Data about app and page elements:
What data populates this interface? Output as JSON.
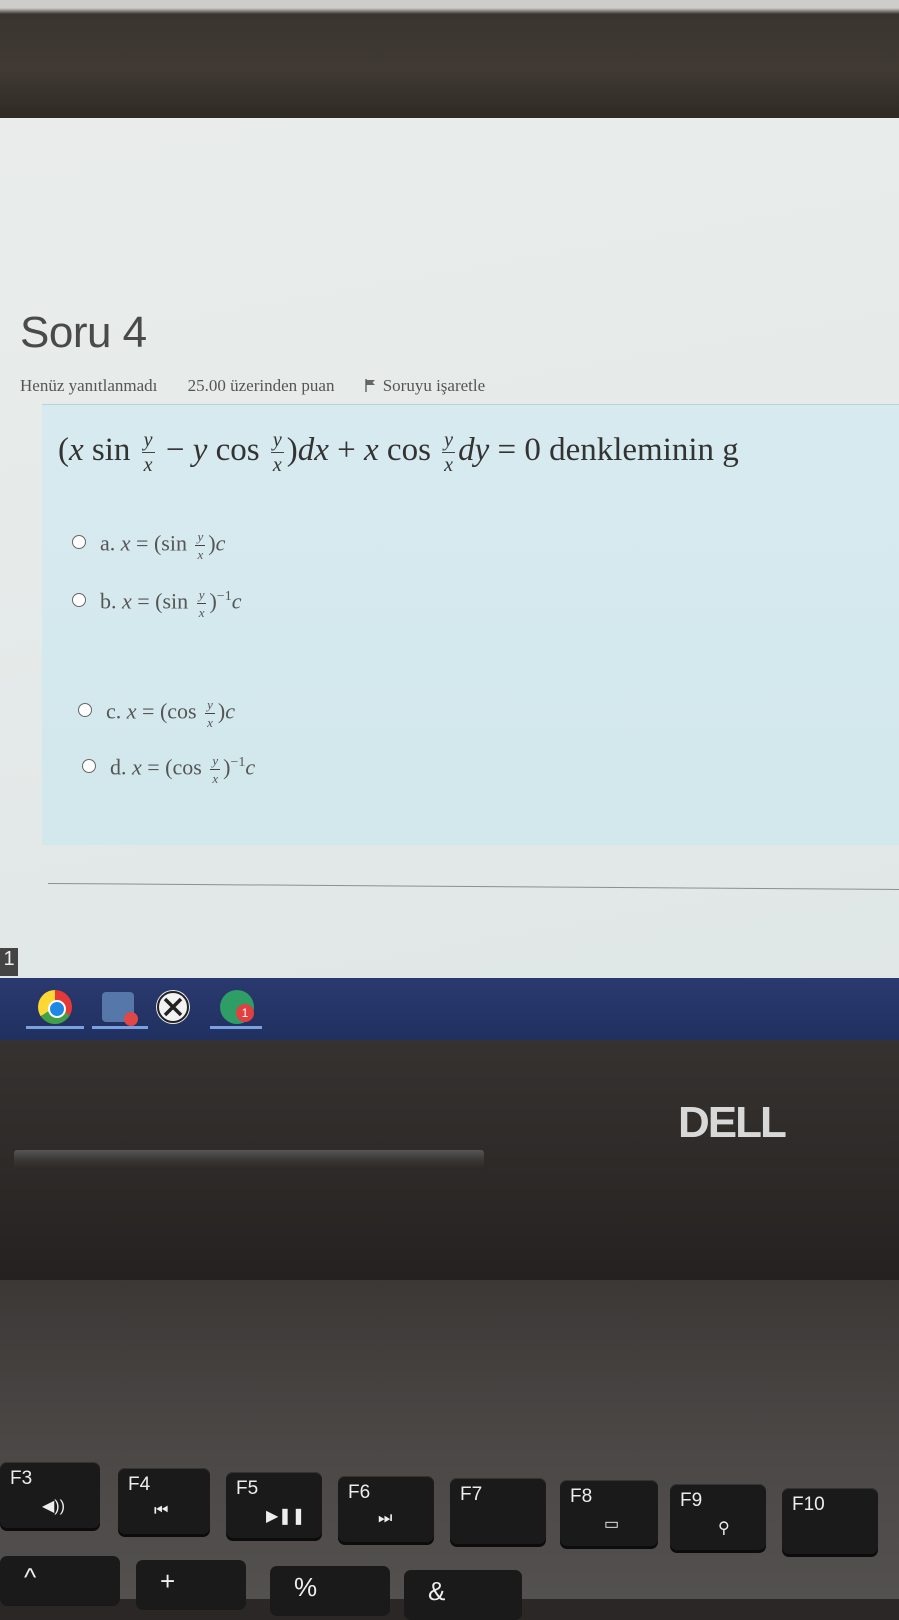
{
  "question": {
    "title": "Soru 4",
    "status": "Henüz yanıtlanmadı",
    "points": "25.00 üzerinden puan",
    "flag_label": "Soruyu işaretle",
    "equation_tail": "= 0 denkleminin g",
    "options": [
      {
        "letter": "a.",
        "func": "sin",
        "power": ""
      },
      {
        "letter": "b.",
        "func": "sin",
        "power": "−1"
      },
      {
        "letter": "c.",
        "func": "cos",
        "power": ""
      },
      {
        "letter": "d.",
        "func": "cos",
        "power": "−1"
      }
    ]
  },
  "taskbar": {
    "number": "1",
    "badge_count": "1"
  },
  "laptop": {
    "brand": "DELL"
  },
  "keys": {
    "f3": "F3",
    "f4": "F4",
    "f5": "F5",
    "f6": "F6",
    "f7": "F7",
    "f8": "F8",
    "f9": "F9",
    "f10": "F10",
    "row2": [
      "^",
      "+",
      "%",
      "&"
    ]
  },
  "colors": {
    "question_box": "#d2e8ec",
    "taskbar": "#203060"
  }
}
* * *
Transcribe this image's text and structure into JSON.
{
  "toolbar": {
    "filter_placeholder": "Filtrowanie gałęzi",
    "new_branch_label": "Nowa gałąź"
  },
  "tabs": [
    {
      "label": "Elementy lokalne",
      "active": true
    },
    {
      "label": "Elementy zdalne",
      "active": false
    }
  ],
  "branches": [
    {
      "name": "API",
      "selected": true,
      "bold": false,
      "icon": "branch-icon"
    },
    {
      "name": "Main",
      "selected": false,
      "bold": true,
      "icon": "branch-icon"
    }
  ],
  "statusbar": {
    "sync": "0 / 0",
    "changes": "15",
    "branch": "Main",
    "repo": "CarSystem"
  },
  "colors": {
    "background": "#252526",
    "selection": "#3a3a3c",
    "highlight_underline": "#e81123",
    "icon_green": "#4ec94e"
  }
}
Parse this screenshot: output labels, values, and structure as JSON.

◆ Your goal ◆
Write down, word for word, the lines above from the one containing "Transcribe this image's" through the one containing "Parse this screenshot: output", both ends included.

◆ Exercise output ◆
Transcribe this image's text and structure into JSON.
{
  "toolbar": {
    "filter_placeholder": "Filtrowanie gałęzi",
    "new_branch_label": "Nowa gałąź"
  },
  "tabs": [
    {
      "label": "Elementy lokalne",
      "active": true
    },
    {
      "label": "Elementy zdalne",
      "active": false
    }
  ],
  "branches": [
    {
      "name": "API",
      "selected": true,
      "bold": false,
      "icon": "branch-icon"
    },
    {
      "name": "Main",
      "selected": false,
      "bold": true,
      "icon": "branch-icon"
    }
  ],
  "statusbar": {
    "sync": "0 / 0",
    "changes": "15",
    "branch": "Main",
    "repo": "CarSystem"
  },
  "colors": {
    "background": "#252526",
    "selection": "#3a3a3c",
    "highlight_underline": "#e81123",
    "icon_green": "#4ec94e"
  }
}
Parse this screenshot: output labels, values, and structure as JSON.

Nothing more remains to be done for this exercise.